*EXERCISE DIRECTIONS*:
Go through the records and report each line in which the word "your" occurs.

*Website and app data records*:
+===+

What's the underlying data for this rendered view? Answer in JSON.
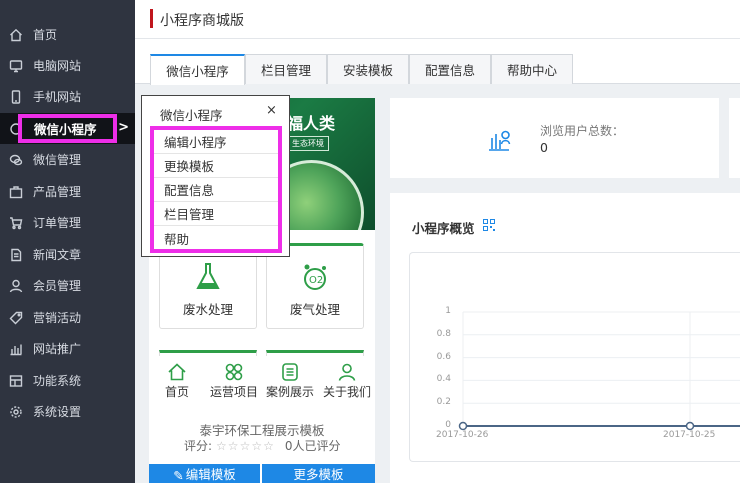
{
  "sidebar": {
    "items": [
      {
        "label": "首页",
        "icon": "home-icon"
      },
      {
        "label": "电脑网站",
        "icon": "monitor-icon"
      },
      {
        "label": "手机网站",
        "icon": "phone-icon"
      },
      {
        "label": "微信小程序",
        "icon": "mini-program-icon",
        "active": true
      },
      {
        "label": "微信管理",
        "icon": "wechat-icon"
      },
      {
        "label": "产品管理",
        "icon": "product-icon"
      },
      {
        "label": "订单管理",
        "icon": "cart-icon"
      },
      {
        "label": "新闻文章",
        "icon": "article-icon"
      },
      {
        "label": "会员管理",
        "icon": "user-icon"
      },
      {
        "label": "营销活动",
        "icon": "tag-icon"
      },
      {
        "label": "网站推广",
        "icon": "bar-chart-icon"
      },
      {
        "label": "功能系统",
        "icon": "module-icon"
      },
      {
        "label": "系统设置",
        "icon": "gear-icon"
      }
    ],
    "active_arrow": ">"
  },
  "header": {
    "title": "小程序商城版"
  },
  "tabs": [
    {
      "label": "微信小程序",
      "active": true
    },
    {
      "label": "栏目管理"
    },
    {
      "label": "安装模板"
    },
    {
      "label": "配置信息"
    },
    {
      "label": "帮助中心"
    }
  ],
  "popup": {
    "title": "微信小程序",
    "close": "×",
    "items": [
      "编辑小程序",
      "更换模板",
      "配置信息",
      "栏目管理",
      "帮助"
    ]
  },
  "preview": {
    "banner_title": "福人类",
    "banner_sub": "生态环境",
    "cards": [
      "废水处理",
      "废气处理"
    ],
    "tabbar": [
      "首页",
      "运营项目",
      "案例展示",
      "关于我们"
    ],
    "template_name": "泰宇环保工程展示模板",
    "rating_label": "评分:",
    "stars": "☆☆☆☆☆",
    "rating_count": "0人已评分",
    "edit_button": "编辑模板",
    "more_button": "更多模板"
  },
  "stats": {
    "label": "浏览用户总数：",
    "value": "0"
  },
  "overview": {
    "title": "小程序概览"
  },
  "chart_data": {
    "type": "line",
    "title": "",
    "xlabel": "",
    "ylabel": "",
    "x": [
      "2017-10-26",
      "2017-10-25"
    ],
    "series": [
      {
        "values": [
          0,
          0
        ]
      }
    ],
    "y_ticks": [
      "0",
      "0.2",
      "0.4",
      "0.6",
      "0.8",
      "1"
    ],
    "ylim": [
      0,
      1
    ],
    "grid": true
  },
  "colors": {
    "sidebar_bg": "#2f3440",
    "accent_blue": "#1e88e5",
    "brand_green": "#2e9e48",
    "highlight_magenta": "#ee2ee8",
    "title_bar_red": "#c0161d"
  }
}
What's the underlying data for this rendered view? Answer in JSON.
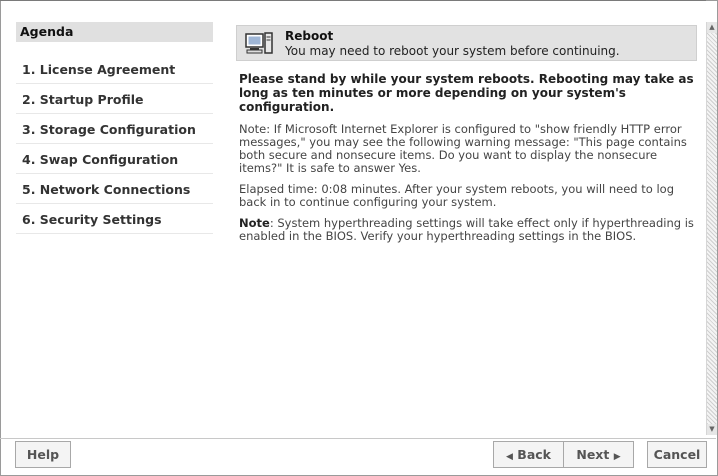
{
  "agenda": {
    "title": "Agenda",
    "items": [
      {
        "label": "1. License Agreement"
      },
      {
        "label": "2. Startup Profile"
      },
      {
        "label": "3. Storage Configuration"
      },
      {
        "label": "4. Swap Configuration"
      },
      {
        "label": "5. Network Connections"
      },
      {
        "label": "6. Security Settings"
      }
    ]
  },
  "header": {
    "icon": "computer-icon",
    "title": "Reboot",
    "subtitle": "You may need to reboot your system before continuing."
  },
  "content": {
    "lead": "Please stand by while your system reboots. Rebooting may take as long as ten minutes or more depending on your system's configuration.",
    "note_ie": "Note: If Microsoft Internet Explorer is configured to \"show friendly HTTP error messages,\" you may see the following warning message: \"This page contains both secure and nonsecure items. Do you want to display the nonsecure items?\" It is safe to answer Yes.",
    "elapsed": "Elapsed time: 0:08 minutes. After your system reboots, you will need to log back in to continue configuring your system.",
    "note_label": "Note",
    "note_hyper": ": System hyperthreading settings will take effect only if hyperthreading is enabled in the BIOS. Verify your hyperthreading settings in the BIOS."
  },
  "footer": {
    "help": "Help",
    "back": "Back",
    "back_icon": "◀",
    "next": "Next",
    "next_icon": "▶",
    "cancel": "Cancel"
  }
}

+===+

*ANSWER BELOW*:
    "subtitle": "You may need to reboot your system before continuing."
    "lead": "Please stand by while your system reboots. Rebooting may take as long as ten minutes or more depending on your system's configuration.",
    "elapsed": "Elapsed time: 0:08 minutes. After your system reboots, you will need to log back in to continue configuring your system.",
    "note_hyper": ": System hyperthreading settings will take effect only if hyperthreading is enabled in the BIOS. Verify your hyperthreading settings in the BIOS."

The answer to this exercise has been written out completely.